§ **PROMPT**: Produce the records again in full, exactly as shown below.

§ **DATA SUPPLIED**:
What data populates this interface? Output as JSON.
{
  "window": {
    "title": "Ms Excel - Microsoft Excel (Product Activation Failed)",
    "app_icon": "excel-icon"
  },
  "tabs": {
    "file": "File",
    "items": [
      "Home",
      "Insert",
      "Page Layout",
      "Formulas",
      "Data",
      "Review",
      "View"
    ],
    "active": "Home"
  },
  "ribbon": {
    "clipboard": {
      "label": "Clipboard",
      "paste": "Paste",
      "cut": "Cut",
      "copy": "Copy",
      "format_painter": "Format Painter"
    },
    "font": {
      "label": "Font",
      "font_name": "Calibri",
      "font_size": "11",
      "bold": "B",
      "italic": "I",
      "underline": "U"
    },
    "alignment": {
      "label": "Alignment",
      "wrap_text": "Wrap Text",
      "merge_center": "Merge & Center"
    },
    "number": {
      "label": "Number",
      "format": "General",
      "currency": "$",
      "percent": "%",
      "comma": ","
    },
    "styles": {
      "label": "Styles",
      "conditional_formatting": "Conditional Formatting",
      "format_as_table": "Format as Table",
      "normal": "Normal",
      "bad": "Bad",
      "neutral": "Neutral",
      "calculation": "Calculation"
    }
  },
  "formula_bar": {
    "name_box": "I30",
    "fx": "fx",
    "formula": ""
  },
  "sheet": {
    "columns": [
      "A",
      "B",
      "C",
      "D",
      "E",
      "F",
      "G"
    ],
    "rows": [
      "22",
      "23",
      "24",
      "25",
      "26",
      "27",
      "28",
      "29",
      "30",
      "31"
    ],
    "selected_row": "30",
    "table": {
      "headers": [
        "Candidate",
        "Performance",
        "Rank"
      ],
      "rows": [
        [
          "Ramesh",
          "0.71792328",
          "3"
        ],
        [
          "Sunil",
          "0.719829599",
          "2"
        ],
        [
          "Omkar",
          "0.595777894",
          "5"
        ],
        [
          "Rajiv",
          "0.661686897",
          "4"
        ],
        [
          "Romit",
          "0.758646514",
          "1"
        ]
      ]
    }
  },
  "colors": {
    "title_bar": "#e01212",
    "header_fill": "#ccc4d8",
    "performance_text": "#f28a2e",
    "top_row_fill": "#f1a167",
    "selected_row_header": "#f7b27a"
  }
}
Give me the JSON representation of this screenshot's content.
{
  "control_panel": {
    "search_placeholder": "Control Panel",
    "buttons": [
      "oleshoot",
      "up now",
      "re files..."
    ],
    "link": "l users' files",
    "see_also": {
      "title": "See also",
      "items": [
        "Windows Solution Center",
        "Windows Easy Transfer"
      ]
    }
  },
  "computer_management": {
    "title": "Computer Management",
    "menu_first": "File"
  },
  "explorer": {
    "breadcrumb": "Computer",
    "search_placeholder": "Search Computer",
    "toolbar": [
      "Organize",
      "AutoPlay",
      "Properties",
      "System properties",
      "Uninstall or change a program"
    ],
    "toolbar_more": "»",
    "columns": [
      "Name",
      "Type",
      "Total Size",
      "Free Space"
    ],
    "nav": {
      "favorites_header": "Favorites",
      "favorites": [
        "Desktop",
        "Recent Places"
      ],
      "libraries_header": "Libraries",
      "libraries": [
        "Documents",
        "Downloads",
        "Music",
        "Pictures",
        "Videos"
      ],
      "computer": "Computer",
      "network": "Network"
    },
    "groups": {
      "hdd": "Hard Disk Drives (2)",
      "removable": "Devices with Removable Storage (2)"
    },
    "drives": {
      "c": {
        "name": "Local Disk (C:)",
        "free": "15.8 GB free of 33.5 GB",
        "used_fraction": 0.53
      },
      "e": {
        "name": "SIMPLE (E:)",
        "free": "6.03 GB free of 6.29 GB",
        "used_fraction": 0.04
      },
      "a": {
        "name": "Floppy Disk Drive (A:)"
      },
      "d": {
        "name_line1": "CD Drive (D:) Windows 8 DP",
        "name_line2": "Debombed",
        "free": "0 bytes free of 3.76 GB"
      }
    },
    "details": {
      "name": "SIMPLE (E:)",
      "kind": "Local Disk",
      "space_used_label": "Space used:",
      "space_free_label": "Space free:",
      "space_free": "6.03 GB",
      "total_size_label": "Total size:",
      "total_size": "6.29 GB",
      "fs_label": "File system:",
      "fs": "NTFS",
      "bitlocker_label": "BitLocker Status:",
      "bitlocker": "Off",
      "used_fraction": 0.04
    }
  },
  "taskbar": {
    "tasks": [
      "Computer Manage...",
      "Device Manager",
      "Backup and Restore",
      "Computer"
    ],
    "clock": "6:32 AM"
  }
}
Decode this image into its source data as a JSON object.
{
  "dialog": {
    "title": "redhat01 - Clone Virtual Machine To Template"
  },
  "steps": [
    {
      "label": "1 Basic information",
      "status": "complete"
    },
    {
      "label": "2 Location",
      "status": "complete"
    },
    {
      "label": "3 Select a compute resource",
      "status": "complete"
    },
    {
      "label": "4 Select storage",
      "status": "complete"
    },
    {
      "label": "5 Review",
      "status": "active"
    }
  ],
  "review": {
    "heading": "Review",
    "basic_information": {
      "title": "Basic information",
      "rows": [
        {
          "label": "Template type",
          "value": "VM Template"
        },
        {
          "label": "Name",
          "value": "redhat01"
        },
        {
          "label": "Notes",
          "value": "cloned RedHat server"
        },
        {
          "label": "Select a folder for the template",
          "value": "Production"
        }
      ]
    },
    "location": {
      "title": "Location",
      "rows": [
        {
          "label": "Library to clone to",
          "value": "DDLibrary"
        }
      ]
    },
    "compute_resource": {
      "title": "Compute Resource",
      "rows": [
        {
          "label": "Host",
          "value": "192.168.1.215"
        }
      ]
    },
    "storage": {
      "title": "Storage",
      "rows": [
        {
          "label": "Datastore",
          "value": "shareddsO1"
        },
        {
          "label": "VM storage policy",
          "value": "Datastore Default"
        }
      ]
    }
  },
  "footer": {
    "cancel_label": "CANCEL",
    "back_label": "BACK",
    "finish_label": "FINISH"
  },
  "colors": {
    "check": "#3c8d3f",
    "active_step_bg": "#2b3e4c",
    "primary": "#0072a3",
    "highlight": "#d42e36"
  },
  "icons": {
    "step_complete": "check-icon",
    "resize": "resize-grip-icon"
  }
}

§ **PROBLEM SOLUTION**:
What data populates this interface? Output as JSON.
{
  "window": {
    "title": "Ms Excel - Microsoft Excel (Product Activation Failed)",
    "app_icon": "excel-icon"
  },
  "tabs": {
    "file": "File",
    "items": [
      "Home",
      "Insert",
      "Page Layout",
      "Formulas",
      "Data",
      "Review",
      "View"
    ],
    "active": "Home"
  },
  "ribbon": {
    "clipboard": {
      "label": "Clipboard",
      "paste": "Paste",
      "cut": "Cut",
      "copy": "Copy",
      "format_painter": "Format Painter"
    },
    "font": {
      "label": "Font",
      "font_name": "Calibri",
      "font_size": "11",
      "bold": "B",
      "italic": "I",
      "underline": "U"
    },
    "alignment": {
      "label": "Alignment",
      "wrap_text": "Wrap Text",
      "merge_center": "Merge & Center"
    },
    "number": {
      "label": "Number",
      "format": "General",
      "currency": "$",
      "percent": "%",
      "comma": ","
    },
    "styles": {
      "label": "Styles",
      "conditional_formatting": "Conditional Formatting",
      "format_as_table": "Format as Table",
      "normal": "Normal",
      "bad": "Bad",
      "neutral": "Neutral",
      "calculation": "Calculation"
    }
  },
  "formula_bar": {
    "name_box": "I30",
    "fx": "fx",
    "formula": ""
  },
  "sheet": {
    "columns": [
      "A",
      "B",
      "C",
      "D",
      "E",
      "F",
      "G"
    ],
    "rows": [
      "22",
      "23",
      "24",
      "25",
      "26",
      "27",
      "28",
      "29",
      "30",
      "31"
    ],
    "selected_row": "30",
    "table": {
      "headers": [
        "Candidate",
        "Performance",
        "Rank"
      ],
      "rows": [
        [
          "Ramesh",
          "0.71792328",
          "3"
        ],
        [
          "Sunil",
          "0.719829599",
          "2"
        ],
        [
          "Omkar",
          "0.595777894",
          "5"
        ],
        [
          "Rajiv",
          "0.661686897",
          "4"
        ],
        [
          "Romit",
          "0.758646514",
          "1"
        ]
      ]
    }
  },
  "colors": {
    "title_bar": "#e01212",
    "header_fill": "#ccc4d8",
    "performance_text": "#f28a2e",
    "top_row_fill": "#f1a167",
    "selected_row_header": "#f7b27a"
  }
}
Give me the JSON representation of this screenshot's content.
{
  "control_panel": {
    "search_placeholder": "Control Panel",
    "buttons": [
      "oleshoot",
      "up now",
      "re files..."
    ],
    "link": "l users' files",
    "see_also": {
      "title": "See also",
      "items": [
        "Windows Solution Center",
        "Windows Easy Transfer"
      ]
    }
  },
  "computer_management": {
    "title": "Computer Management",
    "menu_first": "File"
  },
  "explorer": {
    "breadcrumb": "Computer",
    "search_placeholder": "Search Computer",
    "toolbar": [
      "Organize",
      "AutoPlay",
      "Properties",
      "System properties",
      "Uninstall or change a program"
    ],
    "toolbar_more": "»",
    "columns": [
      "Name",
      "Type",
      "Total Size",
      "Free Space"
    ],
    "nav": {
      "favorites_header": "Favorites",
      "favorites": [
        "Desktop",
        "Recent Places"
      ],
      "libraries_header": "Libraries",
      "libraries": [
        "Documents",
        "Downloads",
        "Music",
        "Pictures",
        "Videos"
      ],
      "computer": "Computer",
      "network": "Network"
    },
    "groups": {
      "hdd": "Hard Disk Drives (2)",
      "removable": "Devices with Removable Storage (2)"
    },
    "drives": {
      "c": {
        "name": "Local Disk (C:)",
        "free": "15.8 GB free of 33.5 GB",
        "used_fraction": 0.53
      },
      "e": {
        "name": "SIMPLE (E:)",
        "free": "6.03 GB free of 6.29 GB",
        "used_fraction": 0.04
      },
      "a": {
        "name": "Floppy Disk Drive (A:)"
      },
      "d": {
        "name_line1": "CD Drive (D:) Windows 8 DP",
        "name_line2": "Debombed",
        "free": "0 bytes free of 3.76 GB"
      }
    },
    "details": {
      "name": "SIMPLE (E:)",
      "kind": "Local Disk",
      "space_used_label": "Space used:",
      "space_free_label": "Space free:",
      "space_free": "6.03 GB",
      "total_size_label": "Total size:",
      "total_size": "6.29 GB",
      "fs_label": "File system:",
      "fs": "NTFS",
      "bitlocker_label": "BitLocker Status:",
      "bitlocker": "Off",
      "used_fraction": 0.04
    }
  },
  "taskbar": {
    "tasks": [
      "Computer Manage...",
      "Device Manager",
      "Backup and Restore",
      "Computer"
    ],
    "clock": "6:32 AM"
  }
}
Decode this image into its source data as a JSON object.
{
  "dialog": {
    "title": "redhat01 - Clone Virtual Machine To Template"
  },
  "steps": [
    {
      "label": "1 Basic information",
      "status": "complete"
    },
    {
      "label": "2 Location",
      "status": "complete"
    },
    {
      "label": "3 Select a compute resource",
      "status": "complete"
    },
    {
      "label": "4 Select storage",
      "status": "complete"
    },
    {
      "label": "5 Review",
      "status": "active"
    }
  ],
  "review": {
    "heading": "Review",
    "basic_information": {
      "title": "Basic information",
      "rows": [
        {
          "label": "Template type",
          "value": "VM Template"
        },
        {
          "label": "Name",
          "value": "redhat01"
        },
        {
          "label": "Notes",
          "value": "cloned RedHat server"
        },
        {
          "label": "Select a folder for the template",
          "value": "Production"
        }
      ]
    },
    "location": {
      "title": "Location",
      "rows": [
        {
          "label": "Library to clone to",
          "value": "DDLibrary"
        }
      ]
    },
    "compute_resource": {
      "title": "Compute Resource",
      "rows": [
        {
          "label": "Host",
          "value": "192.168.1.215"
        }
      ]
    },
    "storage": {
      "title": "Storage",
      "rows": [
        {
          "label": "Datastore",
          "value": "shareddsO1"
        },
        {
          "label": "VM storage policy",
          "value": "Datastore Default"
        }
      ]
    }
  },
  "footer": {
    "cancel_label": "CANCEL",
    "back_label": "BACK",
    "finish_label": "FINISH"
  },
  "colors": {
    "check": "#3c8d3f",
    "active_step_bg": "#2b3e4c",
    "primary": "#0072a3",
    "highlight": "#d42e36"
  },
  "icons": {
    "step_complete": "check-icon",
    "resize": "resize-grip-icon"
  }
}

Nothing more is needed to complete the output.